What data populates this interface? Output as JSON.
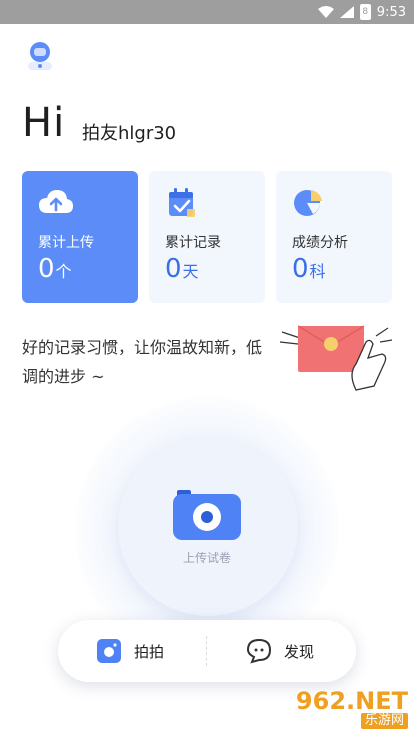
{
  "status_bar": {
    "time": "9:53",
    "battery": "8"
  },
  "header": {
    "greeting": "Hi",
    "username": "拍友hlgr30"
  },
  "cards": [
    {
      "label": "累计上传",
      "value": "0",
      "unit": "个",
      "icon": "cloud-upload-icon",
      "active": true
    },
    {
      "label": "累计记录",
      "value": "0",
      "unit": "天",
      "icon": "calendar-check-icon",
      "active": false
    },
    {
      "label": "成绩分析",
      "value": "0",
      "unit": "科",
      "icon": "pie-chart-icon",
      "active": false
    }
  ],
  "slogan": "好的记录习惯，让你温故知新，低调的进步 ~",
  "upload": {
    "label": "上传试卷",
    "icon": "camera-icon"
  },
  "nav": {
    "left": {
      "label": "拍拍",
      "icon": "camera-small-icon"
    },
    "right": {
      "label": "发现",
      "icon": "chat-bubble-icon"
    }
  },
  "watermark": {
    "brand": "962.NET",
    "sub": "乐游网"
  },
  "colors": {
    "accent": "#5b8cf7",
    "accent_text": "#3a6fe8",
    "card_bg": "#f2f6fd",
    "statusbar": "#9e9e9e"
  }
}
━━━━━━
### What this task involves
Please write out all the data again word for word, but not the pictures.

### Result of the task
What data populates this interface? Output as JSON.
{
  "status_bar": {
    "time": "9:53",
    "battery": "8"
  },
  "header": {
    "greeting": "Hi",
    "username": "拍友hlgr30"
  },
  "cards": [
    {
      "label": "累计上传",
      "value": "0",
      "unit": "个",
      "icon": "cloud-upload-icon",
      "active": true
    },
    {
      "label": "累计记录",
      "value": "0",
      "unit": "天",
      "icon": "calendar-check-icon",
      "active": false
    },
    {
      "label": "成绩分析",
      "value": "0",
      "unit": "科",
      "icon": "pie-chart-icon",
      "active": false
    }
  ],
  "slogan": "好的记录习惯，让你温故知新，低调的进步 ~",
  "upload": {
    "label": "上传试卷",
    "icon": "camera-icon"
  },
  "nav": {
    "left": {
      "label": "拍拍",
      "icon": "camera-small-icon"
    },
    "right": {
      "label": "发现",
      "icon": "chat-bubble-icon"
    }
  },
  "watermark": {
    "brand": "962.NET",
    "sub": "乐游网"
  },
  "colors": {
    "accent": "#5b8cf7",
    "accent_text": "#3a6fe8",
    "card_bg": "#f2f6fd",
    "statusbar": "#9e9e9e"
  }
}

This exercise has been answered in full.